The union made the claim in response to a new study linking neonicotinoid seed treated oilseed rape to declining bee numbers in England.
There was still no “game-changing” body of evidence to settle the debate, said Chris Hartfield, the NFU’s acting chief horticulture adviser.
“With a flurry of new evidence on neonicotinoids restrictions and pollinators being published, the big question is – what’s changed?
The big unanswered question remains whether the harmful impacts observed in studies based on artificially dosing bees, occur in real-life field situations and cause population declines Chris Hartfield, NFU acting chief horticulture adviser
“Disappointingly, the answer is not a lot.”
Mr Hartfield made his comments in a blog post on the NFU website. It was still uncertain that the chemicals were to blame, he claimed.
“The big unanswered question remains whether the harmful impacts observed in studies based on artificially dosing bees, occur in real-life field situations and cause population declines.”
The latest study calling neonicotinoids into question was undertaken by the Centre for Ecology & Hydrology and published in Nature Communications. Friends of the Earth’s nature campaigner, Paul de Zylva, said: “This is the strongest ever evidence of harm to bees from neonicotinoid pesticides in British fields.
“The study uses data from real field conditions over 17 years and adds a huge new peak to the existing mountain of evidence showing the risk these chemicals pose to our bees.
Friends of the Earth is also calling for farmers to grow what it described as a “greater variety of bee-friendly crops and plants”.
“Bees are no different from us in needing a healthy, balanced diet. To get this bees need to visit lots of pesticide-free plants – endless fields of oilseed rape are failing to provide this.”
The Soil Association said the study added to “overwhelming” evidence which pointed to the damaging impact of neonicotinoid pesticides on pollinating insects.

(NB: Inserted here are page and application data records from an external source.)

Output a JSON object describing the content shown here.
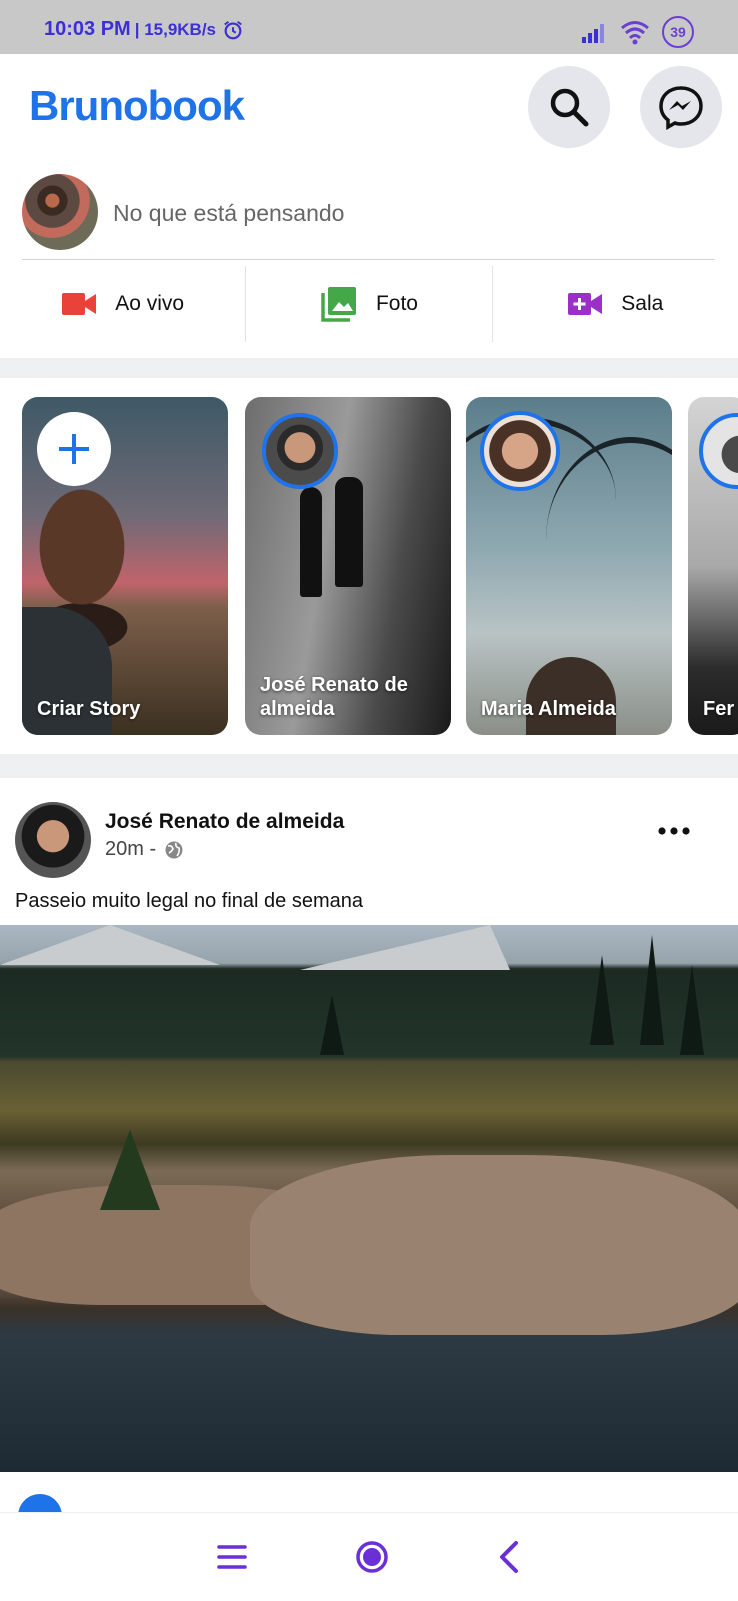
{
  "status_bar": {
    "time": "10:03 PM",
    "speed": "| 15,9KB/s",
    "battery": "39",
    "icons": [
      "alarm-icon",
      "signal-icon",
      "wifi-icon",
      "battery-icon"
    ],
    "accent": "#3d2fd6"
  },
  "header": {
    "brand": "Brunobook",
    "brand_color": "#1f73e8",
    "buttons": [
      "search-icon",
      "messenger-icon"
    ]
  },
  "composer": {
    "placeholder": "No que está pensando",
    "actions": [
      {
        "label": "Ao vivo",
        "icon": "video-camera-icon",
        "color": "#e8423b"
      },
      {
        "label": "Foto",
        "icon": "photo-gallery-icon",
        "color": "#45a848"
      },
      {
        "label": "Sala",
        "icon": "video-add-icon",
        "color": "#9b2fc8"
      }
    ]
  },
  "stories": [
    {
      "label": "Criar Story"
    },
    {
      "label": "José Renato de almeida"
    },
    {
      "label": "Maria Almeida"
    },
    {
      "label": "Fer albu"
    }
  ],
  "post": {
    "author": "José Renato de almeida",
    "time": "20m -",
    "text": "Passeio muito legal no final de semana",
    "icons": [
      "globe-icon",
      "more-options-icon"
    ]
  },
  "nav": {
    "icons": [
      "menu-icon",
      "home-circle-icon",
      "back-icon"
    ],
    "color": "#6a30d6"
  }
}
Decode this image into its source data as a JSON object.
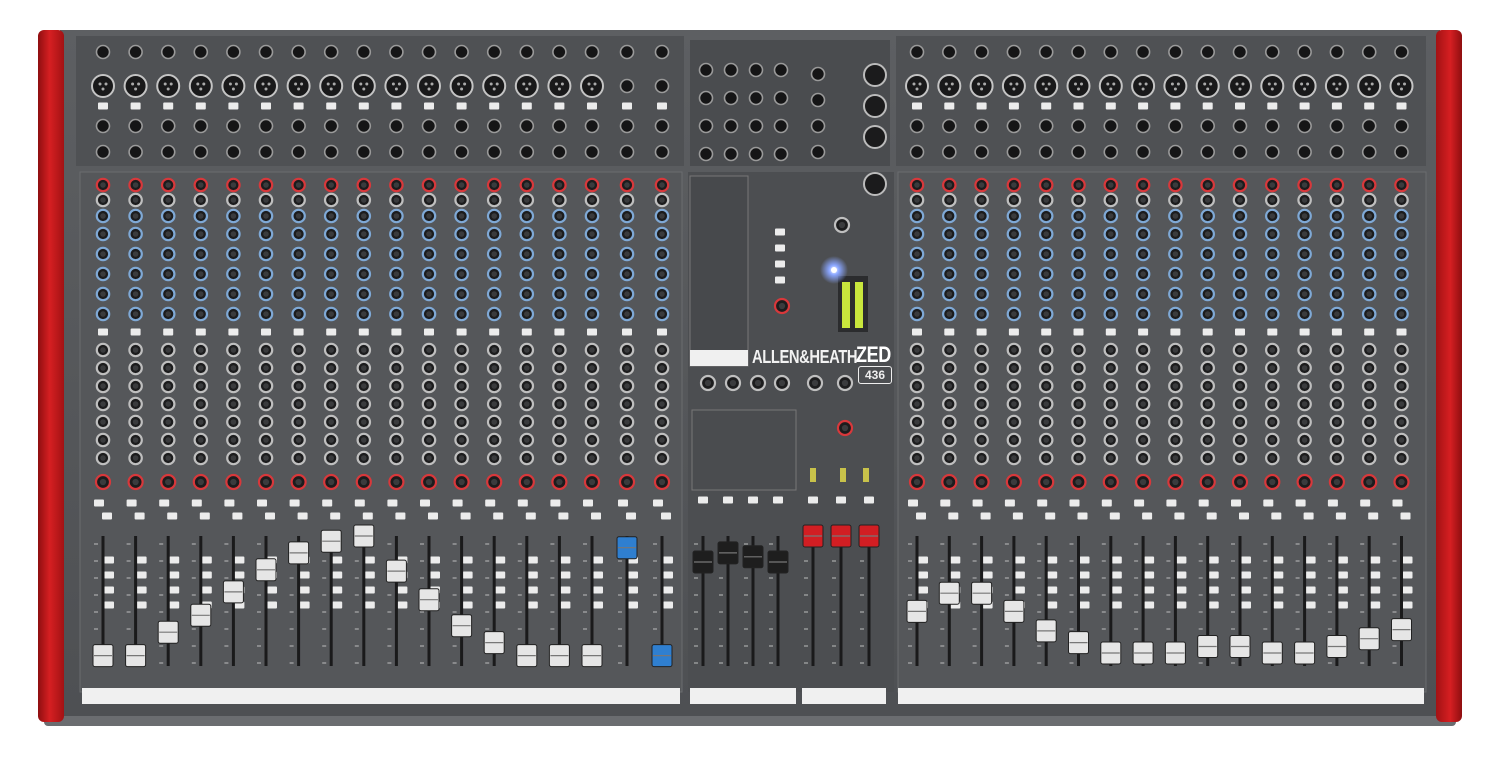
{
  "device": {
    "brand": "ALLEN&HEATH",
    "model": "ZED",
    "model_number": "436"
  },
  "colors": {
    "side_cheeks": "#c8191c",
    "panel": "#585a5d",
    "panel_dark": "#3d3f42",
    "fader_cap_channel": "#e6e6e6",
    "fader_cap_group": "#1e1e1e",
    "fader_cap_master": "#d21e23",
    "fader_cap_stereo": "#2f7fd0",
    "knob_red": "#d8383b",
    "knob_blue": "#7fa9d6",
    "meter_green": "#c8e63c",
    "led_blue": "#7d9bff"
  },
  "channel_strips": {
    "left_mono_count": 16,
    "left_stereo_count": 2,
    "right_mono_count": 16,
    "group_count": 4,
    "master_count": 3
  },
  "fader_levels": {
    "left_mono": [
      0.08,
      0.08,
      0.26,
      0.39,
      0.57,
      0.74,
      0.87,
      0.96,
      1.0,
      0.73,
      0.51,
      0.31,
      0.18,
      0.08,
      0.08,
      0.08
    ],
    "left_stereo": [
      0.91,
      0.08
    ],
    "groups": [
      0.8,
      0.87,
      0.84,
      0.8
    ],
    "masters": [
      1.0,
      1.0,
      1.0
    ],
    "right_mono": [
      0.42,
      0.56,
      0.56,
      0.42,
      0.27,
      0.18,
      0.1,
      0.1,
      0.1,
      0.15,
      0.15,
      0.1,
      0.1,
      0.15,
      0.21,
      0.28
    ]
  }
}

Emma Hockridge, head of policy for farming and land use, said: “The results of this extensive new research on the impacts of neonicotinoid pesticides on wild pollinators are horrifying.”